INSTRUCTIONS FOR THE TASK – Give the whole listing below once more, exactly, without pictures.

WORKING DATA –

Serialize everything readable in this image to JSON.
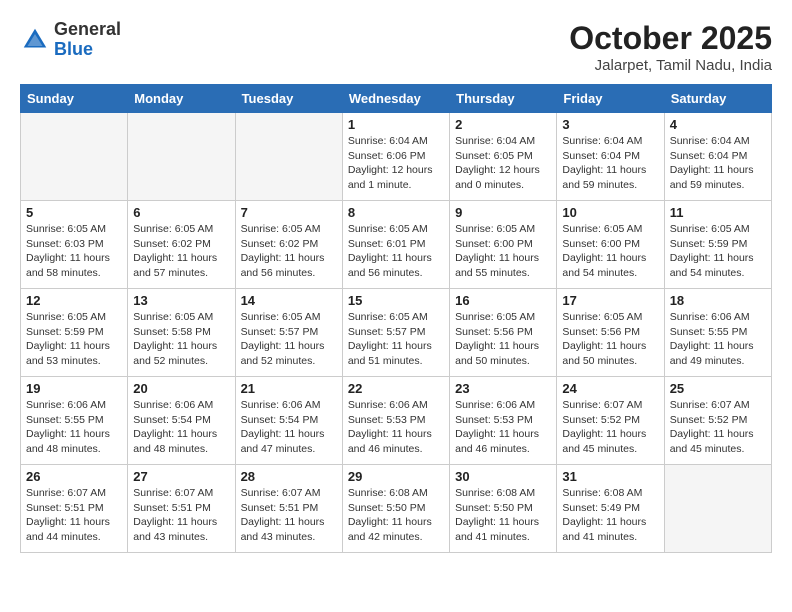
{
  "header": {
    "logo_line1": "General",
    "logo_line2": "Blue",
    "month": "October 2025",
    "location": "Jalarpet, Tamil Nadu, India"
  },
  "days_of_week": [
    "Sunday",
    "Monday",
    "Tuesday",
    "Wednesday",
    "Thursday",
    "Friday",
    "Saturday"
  ],
  "weeks": [
    [
      {
        "day": "",
        "info": ""
      },
      {
        "day": "",
        "info": ""
      },
      {
        "day": "",
        "info": ""
      },
      {
        "day": "1",
        "info": "Sunrise: 6:04 AM\nSunset: 6:06 PM\nDaylight: 12 hours\nand 1 minute."
      },
      {
        "day": "2",
        "info": "Sunrise: 6:04 AM\nSunset: 6:05 PM\nDaylight: 12 hours\nand 0 minutes."
      },
      {
        "day": "3",
        "info": "Sunrise: 6:04 AM\nSunset: 6:04 PM\nDaylight: 11 hours\nand 59 minutes."
      },
      {
        "day": "4",
        "info": "Sunrise: 6:04 AM\nSunset: 6:04 PM\nDaylight: 11 hours\nand 59 minutes."
      }
    ],
    [
      {
        "day": "5",
        "info": "Sunrise: 6:05 AM\nSunset: 6:03 PM\nDaylight: 11 hours\nand 58 minutes."
      },
      {
        "day": "6",
        "info": "Sunrise: 6:05 AM\nSunset: 6:02 PM\nDaylight: 11 hours\nand 57 minutes."
      },
      {
        "day": "7",
        "info": "Sunrise: 6:05 AM\nSunset: 6:02 PM\nDaylight: 11 hours\nand 56 minutes."
      },
      {
        "day": "8",
        "info": "Sunrise: 6:05 AM\nSunset: 6:01 PM\nDaylight: 11 hours\nand 56 minutes."
      },
      {
        "day": "9",
        "info": "Sunrise: 6:05 AM\nSunset: 6:00 PM\nDaylight: 11 hours\nand 55 minutes."
      },
      {
        "day": "10",
        "info": "Sunrise: 6:05 AM\nSunset: 6:00 PM\nDaylight: 11 hours\nand 54 minutes."
      },
      {
        "day": "11",
        "info": "Sunrise: 6:05 AM\nSunset: 5:59 PM\nDaylight: 11 hours\nand 54 minutes."
      }
    ],
    [
      {
        "day": "12",
        "info": "Sunrise: 6:05 AM\nSunset: 5:59 PM\nDaylight: 11 hours\nand 53 minutes."
      },
      {
        "day": "13",
        "info": "Sunrise: 6:05 AM\nSunset: 5:58 PM\nDaylight: 11 hours\nand 52 minutes."
      },
      {
        "day": "14",
        "info": "Sunrise: 6:05 AM\nSunset: 5:57 PM\nDaylight: 11 hours\nand 52 minutes."
      },
      {
        "day": "15",
        "info": "Sunrise: 6:05 AM\nSunset: 5:57 PM\nDaylight: 11 hours\nand 51 minutes."
      },
      {
        "day": "16",
        "info": "Sunrise: 6:05 AM\nSunset: 5:56 PM\nDaylight: 11 hours\nand 50 minutes."
      },
      {
        "day": "17",
        "info": "Sunrise: 6:05 AM\nSunset: 5:56 PM\nDaylight: 11 hours\nand 50 minutes."
      },
      {
        "day": "18",
        "info": "Sunrise: 6:06 AM\nSunset: 5:55 PM\nDaylight: 11 hours\nand 49 minutes."
      }
    ],
    [
      {
        "day": "19",
        "info": "Sunrise: 6:06 AM\nSunset: 5:55 PM\nDaylight: 11 hours\nand 48 minutes."
      },
      {
        "day": "20",
        "info": "Sunrise: 6:06 AM\nSunset: 5:54 PM\nDaylight: 11 hours\nand 48 minutes."
      },
      {
        "day": "21",
        "info": "Sunrise: 6:06 AM\nSunset: 5:54 PM\nDaylight: 11 hours\nand 47 minutes."
      },
      {
        "day": "22",
        "info": "Sunrise: 6:06 AM\nSunset: 5:53 PM\nDaylight: 11 hours\nand 46 minutes."
      },
      {
        "day": "23",
        "info": "Sunrise: 6:06 AM\nSunset: 5:53 PM\nDaylight: 11 hours\nand 46 minutes."
      },
      {
        "day": "24",
        "info": "Sunrise: 6:07 AM\nSunset: 5:52 PM\nDaylight: 11 hours\nand 45 minutes."
      },
      {
        "day": "25",
        "info": "Sunrise: 6:07 AM\nSunset: 5:52 PM\nDaylight: 11 hours\nand 45 minutes."
      }
    ],
    [
      {
        "day": "26",
        "info": "Sunrise: 6:07 AM\nSunset: 5:51 PM\nDaylight: 11 hours\nand 44 minutes."
      },
      {
        "day": "27",
        "info": "Sunrise: 6:07 AM\nSunset: 5:51 PM\nDaylight: 11 hours\nand 43 minutes."
      },
      {
        "day": "28",
        "info": "Sunrise: 6:07 AM\nSunset: 5:51 PM\nDaylight: 11 hours\nand 43 minutes."
      },
      {
        "day": "29",
        "info": "Sunrise: 6:08 AM\nSunset: 5:50 PM\nDaylight: 11 hours\nand 42 minutes."
      },
      {
        "day": "30",
        "info": "Sunrise: 6:08 AM\nSunset: 5:50 PM\nDaylight: 11 hours\nand 41 minutes."
      },
      {
        "day": "31",
        "info": "Sunrise: 6:08 AM\nSunset: 5:49 PM\nDaylight: 11 hours\nand 41 minutes."
      },
      {
        "day": "",
        "info": ""
      }
    ]
  ]
}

ANSWER TO THE PROBLEM –
Serialize everything readable in this image to JSON.
{
  "header": {
    "logo_line1": "General",
    "logo_line2": "Blue",
    "month": "October 2025",
    "location": "Jalarpet, Tamil Nadu, India"
  },
  "days_of_week": [
    "Sunday",
    "Monday",
    "Tuesday",
    "Wednesday",
    "Thursday",
    "Friday",
    "Saturday"
  ],
  "weeks": [
    [
      {
        "day": "",
        "info": ""
      },
      {
        "day": "",
        "info": ""
      },
      {
        "day": "",
        "info": ""
      },
      {
        "day": "1",
        "info": "Sunrise: 6:04 AM\nSunset: 6:06 PM\nDaylight: 12 hours\nand 1 minute."
      },
      {
        "day": "2",
        "info": "Sunrise: 6:04 AM\nSunset: 6:05 PM\nDaylight: 12 hours\nand 0 minutes."
      },
      {
        "day": "3",
        "info": "Sunrise: 6:04 AM\nSunset: 6:04 PM\nDaylight: 11 hours\nand 59 minutes."
      },
      {
        "day": "4",
        "info": "Sunrise: 6:04 AM\nSunset: 6:04 PM\nDaylight: 11 hours\nand 59 minutes."
      }
    ],
    [
      {
        "day": "5",
        "info": "Sunrise: 6:05 AM\nSunset: 6:03 PM\nDaylight: 11 hours\nand 58 minutes."
      },
      {
        "day": "6",
        "info": "Sunrise: 6:05 AM\nSunset: 6:02 PM\nDaylight: 11 hours\nand 57 minutes."
      },
      {
        "day": "7",
        "info": "Sunrise: 6:05 AM\nSunset: 6:02 PM\nDaylight: 11 hours\nand 56 minutes."
      },
      {
        "day": "8",
        "info": "Sunrise: 6:05 AM\nSunset: 6:01 PM\nDaylight: 11 hours\nand 56 minutes."
      },
      {
        "day": "9",
        "info": "Sunrise: 6:05 AM\nSunset: 6:00 PM\nDaylight: 11 hours\nand 55 minutes."
      },
      {
        "day": "10",
        "info": "Sunrise: 6:05 AM\nSunset: 6:00 PM\nDaylight: 11 hours\nand 54 minutes."
      },
      {
        "day": "11",
        "info": "Sunrise: 6:05 AM\nSunset: 5:59 PM\nDaylight: 11 hours\nand 54 minutes."
      }
    ],
    [
      {
        "day": "12",
        "info": "Sunrise: 6:05 AM\nSunset: 5:59 PM\nDaylight: 11 hours\nand 53 minutes."
      },
      {
        "day": "13",
        "info": "Sunrise: 6:05 AM\nSunset: 5:58 PM\nDaylight: 11 hours\nand 52 minutes."
      },
      {
        "day": "14",
        "info": "Sunrise: 6:05 AM\nSunset: 5:57 PM\nDaylight: 11 hours\nand 52 minutes."
      },
      {
        "day": "15",
        "info": "Sunrise: 6:05 AM\nSunset: 5:57 PM\nDaylight: 11 hours\nand 51 minutes."
      },
      {
        "day": "16",
        "info": "Sunrise: 6:05 AM\nSunset: 5:56 PM\nDaylight: 11 hours\nand 50 minutes."
      },
      {
        "day": "17",
        "info": "Sunrise: 6:05 AM\nSunset: 5:56 PM\nDaylight: 11 hours\nand 50 minutes."
      },
      {
        "day": "18",
        "info": "Sunrise: 6:06 AM\nSunset: 5:55 PM\nDaylight: 11 hours\nand 49 minutes."
      }
    ],
    [
      {
        "day": "19",
        "info": "Sunrise: 6:06 AM\nSunset: 5:55 PM\nDaylight: 11 hours\nand 48 minutes."
      },
      {
        "day": "20",
        "info": "Sunrise: 6:06 AM\nSunset: 5:54 PM\nDaylight: 11 hours\nand 48 minutes."
      },
      {
        "day": "21",
        "info": "Sunrise: 6:06 AM\nSunset: 5:54 PM\nDaylight: 11 hours\nand 47 minutes."
      },
      {
        "day": "22",
        "info": "Sunrise: 6:06 AM\nSunset: 5:53 PM\nDaylight: 11 hours\nand 46 minutes."
      },
      {
        "day": "23",
        "info": "Sunrise: 6:06 AM\nSunset: 5:53 PM\nDaylight: 11 hours\nand 46 minutes."
      },
      {
        "day": "24",
        "info": "Sunrise: 6:07 AM\nSunset: 5:52 PM\nDaylight: 11 hours\nand 45 minutes."
      },
      {
        "day": "25",
        "info": "Sunrise: 6:07 AM\nSunset: 5:52 PM\nDaylight: 11 hours\nand 45 minutes."
      }
    ],
    [
      {
        "day": "26",
        "info": "Sunrise: 6:07 AM\nSunset: 5:51 PM\nDaylight: 11 hours\nand 44 minutes."
      },
      {
        "day": "27",
        "info": "Sunrise: 6:07 AM\nSunset: 5:51 PM\nDaylight: 11 hours\nand 43 minutes."
      },
      {
        "day": "28",
        "info": "Sunrise: 6:07 AM\nSunset: 5:51 PM\nDaylight: 11 hours\nand 43 minutes."
      },
      {
        "day": "29",
        "info": "Sunrise: 6:08 AM\nSunset: 5:50 PM\nDaylight: 11 hours\nand 42 minutes."
      },
      {
        "day": "30",
        "info": "Sunrise: 6:08 AM\nSunset: 5:50 PM\nDaylight: 11 hours\nand 41 minutes."
      },
      {
        "day": "31",
        "info": "Sunrise: 6:08 AM\nSunset: 5:49 PM\nDaylight: 11 hours\nand 41 minutes."
      },
      {
        "day": "",
        "info": ""
      }
    ]
  ]
}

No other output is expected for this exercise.